Web page and app entries =>
########################################

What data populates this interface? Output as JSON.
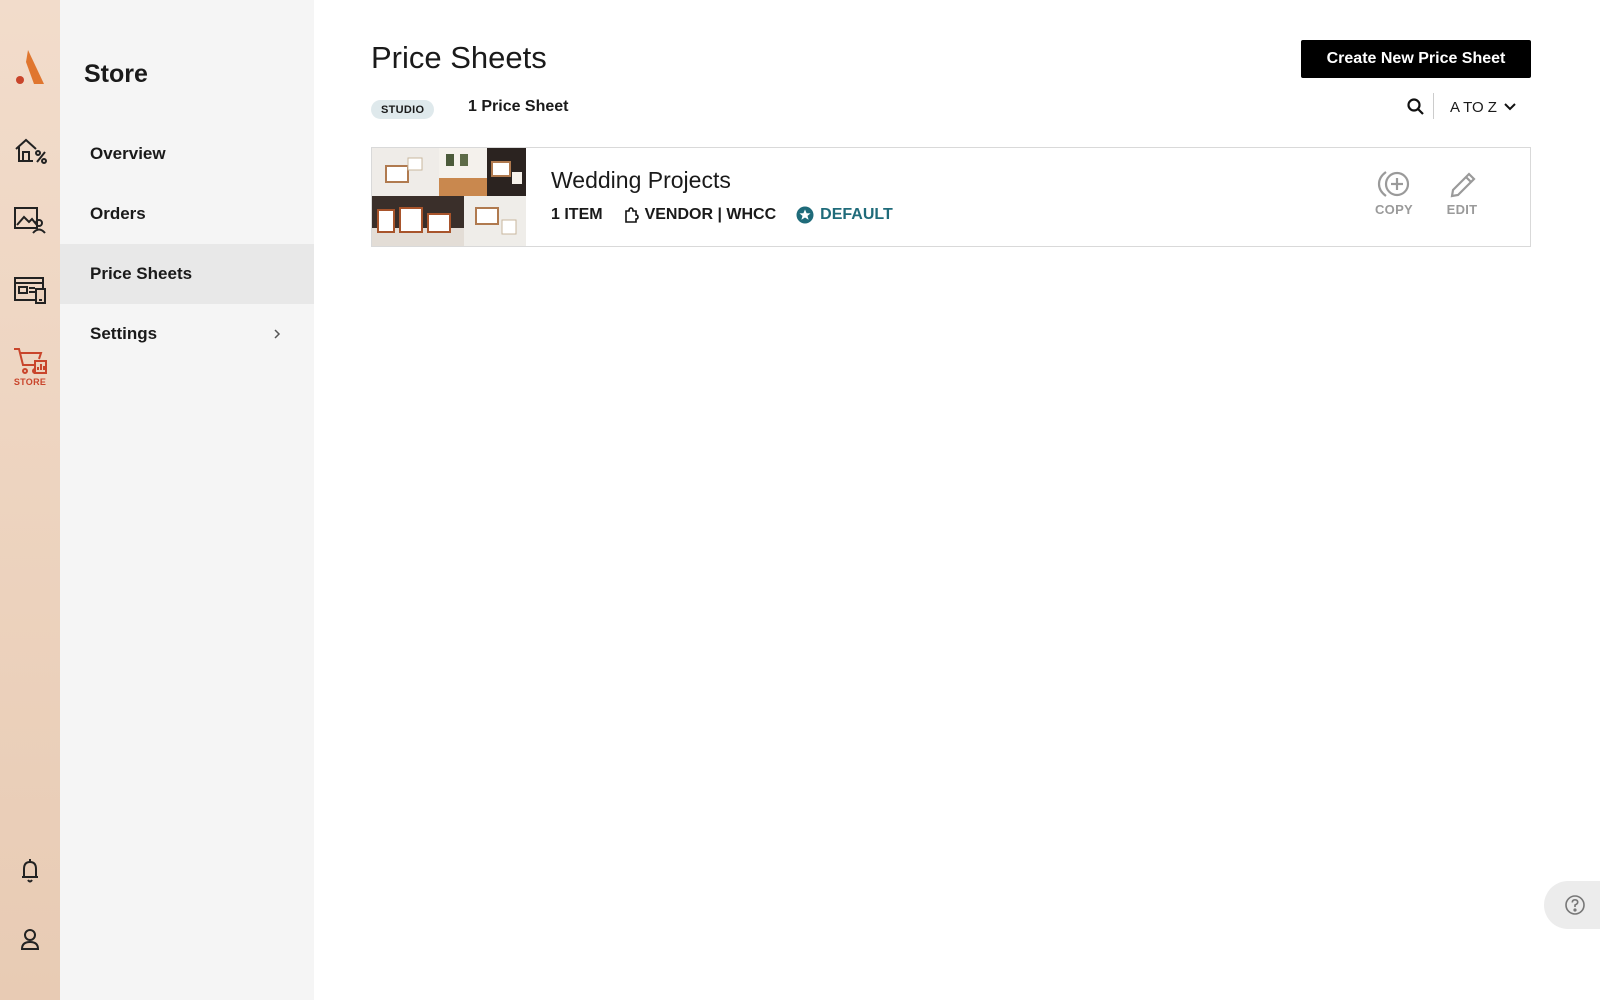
{
  "rail": {
    "store_label": "STORE",
    "brand_color": "#d9652b",
    "items": [
      {
        "icon": "home-discount-icon"
      },
      {
        "icon": "gallery-client-icon"
      },
      {
        "icon": "website-mobile-icon"
      },
      {
        "icon": "store-cart-icon",
        "label": "STORE",
        "active": true
      },
      {
        "icon": "bell-icon"
      },
      {
        "icon": "user-icon"
      }
    ]
  },
  "sidebar": {
    "title": "Store",
    "items": [
      {
        "label": "Overview"
      },
      {
        "label": "Orders"
      },
      {
        "label": "Price Sheets",
        "active": true
      },
      {
        "label": "Settings",
        "has_chevron": true
      }
    ]
  },
  "main": {
    "title": "Price Sheets",
    "create_button": "Create New Price Sheet",
    "badge": "STUDIO",
    "count": "1 Price Sheet",
    "sort": "A TO Z",
    "sheets": [
      {
        "title": "Wedding Projects",
        "items": "1 ITEM",
        "vendor": "VENDOR | WHCC",
        "default": "DEFAULT",
        "copy_label": "COPY",
        "edit_label": "EDIT"
      }
    ]
  },
  "colors": {
    "default_teal": "#1f6b7a",
    "action_gray": "#9a9a9a"
  }
}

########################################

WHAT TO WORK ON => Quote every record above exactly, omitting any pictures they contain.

RESPONSE TO THIS TASK =>
What data populates this interface? Output as JSON.
{
  "rail": {
    "store_label": "STORE",
    "brand_color": "#d9652b",
    "items": [
      {
        "icon": "home-discount-icon"
      },
      {
        "icon": "gallery-client-icon"
      },
      {
        "icon": "website-mobile-icon"
      },
      {
        "icon": "store-cart-icon",
        "label": "STORE",
        "active": true
      },
      {
        "icon": "bell-icon"
      },
      {
        "icon": "user-icon"
      }
    ]
  },
  "sidebar": {
    "title": "Store",
    "items": [
      {
        "label": "Overview"
      },
      {
        "label": "Orders"
      },
      {
        "label": "Price Sheets",
        "active": true
      },
      {
        "label": "Settings",
        "has_chevron": true
      }
    ]
  },
  "main": {
    "title": "Price Sheets",
    "create_button": "Create New Price Sheet",
    "badge": "STUDIO",
    "count": "1 Price Sheet",
    "sort": "A TO Z",
    "sheets": [
      {
        "title": "Wedding Projects",
        "items": "1 ITEM",
        "vendor": "VENDOR | WHCC",
        "default": "DEFAULT",
        "copy_label": "COPY",
        "edit_label": "EDIT"
      }
    ]
  },
  "colors": {
    "default_teal": "#1f6b7a",
    "action_gray": "#9a9a9a"
  }
}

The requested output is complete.